Facelift for Neglected Harare Kopje
Harare City Council will soon renovate the Kopje area as they move to restore the historical site to its former glory following years of neglect.
The Kopje, discovered on 13 September 1890 as a potential tourist destination, is in a state of neglect with vandalism and litter rendering the site an eyesore.
A once must visit site for locals and tourists alike, Harare Kopje provides not only the best viewpoint of the city but is also a serene atmosphere for those wishing to relax and take a break from the huff and puff of the busy streets of the capital.
During a tour of Kopje on Wednesday, Harare Mayor, Councillor Bernard Manyenyeni said the area cannot be left to die and be abused as it offers the best panoramic view of the capital city.
“We need to move in quickly to save this this historical site which has been an eyesore and a free for all place. This is place we need to preserve so that people who want to come in and relax can do so but that cannot happen with the current state it is in,” said Manyenyeni.
He said council has already started clearing bushes around the site with renovations set to commence soon.
“We have prepared a working document which will tell us how we should proceed. The pride of this place is not necessarily in the economic value but if there are any avenues which we make money out of this place, then we will explore them,” he said.
According to Godhi Bvocho, Regional Director National Museum and Monuments, the kopje has two historical dimensions.
It was a residence for the local ethnic group, the Mbare people, under chief Mbare who lived there for quite a long time.
Archaeological evidence suggest that Fort Salisbury, as it came to be known in the late 1890s, belonged at that time to Chief Gutsa’s people who had taken possession of the Kopje from Chief Mbare.
It is thought that the name Harare was derived from the name of Chief Neharawa.

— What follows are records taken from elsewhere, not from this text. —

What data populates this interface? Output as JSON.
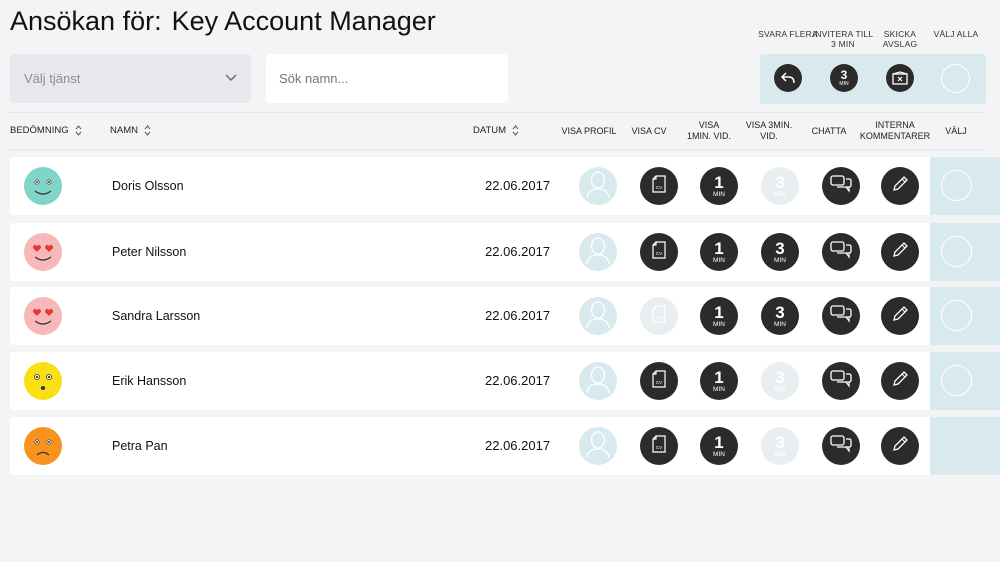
{
  "page": {
    "title_prefix": "Ansökan för:",
    "title_job": "Key Account Manager"
  },
  "filters": {
    "service_select": "Välj tjänst",
    "search_placeholder": "Sök namn..."
  },
  "bulk_actions": [
    {
      "id": "reply",
      "label": "SVARA FLERA",
      "icon": "reply-icon"
    },
    {
      "id": "invite",
      "label": "INVITERA TILL 3 MIN",
      "icon": "video-3min-icon",
      "num": "3",
      "unit": "MIN"
    },
    {
      "id": "reject",
      "label": "SKICKA AVSLAG",
      "icon": "reject-mail-icon"
    },
    {
      "id": "select_all",
      "label": "VÄLJ ALLA",
      "icon": "select-circle-icon"
    }
  ],
  "columns": {
    "rating": "BEDÖMNING",
    "name": "NAMN",
    "date": "DATUM",
    "profile": "VISA PROFIL",
    "cv": "VISA CV",
    "vid1": "VISA 1MIN. VID.",
    "vid3": "VISA 3MIN. VID.",
    "chat": "CHATTA",
    "comments": "INTERNA KOMMENTARER",
    "select": "VÄLJ"
  },
  "video_units": {
    "one": "1",
    "three": "3",
    "unit": "MIN"
  },
  "applicants": [
    {
      "name": "Doris Olsson",
      "date": "22.06.2017",
      "rating": "happy",
      "rating_color": "#7fd6c8",
      "has_cv": true,
      "has_vid1": true,
      "has_vid3": false,
      "selectable": true
    },
    {
      "name": "Peter Nilsson",
      "date": "22.06.2017",
      "rating": "love",
      "rating_color": "#f6b8b8",
      "has_cv": true,
      "has_vid1": true,
      "has_vid3": true,
      "selectable": true
    },
    {
      "name": "Sandra Larsson",
      "date": "22.06.2017",
      "rating": "love",
      "rating_color": "#f6b8b8",
      "has_cv": false,
      "has_vid1": true,
      "has_vid3": true,
      "selectable": true
    },
    {
      "name": "Erik Hansson",
      "date": "22.06.2017",
      "rating": "surprised",
      "rating_color": "#f8e014",
      "has_cv": true,
      "has_vid1": true,
      "has_vid3": false,
      "selectable": true
    },
    {
      "name": "Petra Pan",
      "date": "22.06.2017",
      "rating": "sad",
      "rating_color": "#f7931e",
      "has_cv": true,
      "has_vid1": true,
      "has_vid3": false,
      "selectable": false
    }
  ],
  "colors": {
    "accent_panel": "#d8eaee",
    "dark_icon": "#2b2b2b",
    "faint_icon": "#e9eef1"
  }
}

The chieftain ruled over a tribe who were the early inhabitants of Zimbabwe. Along with the various autonomous Shona tribes, they combined to form the Rozvi State which contained most of present-day Zimbabwe in the early 19th century.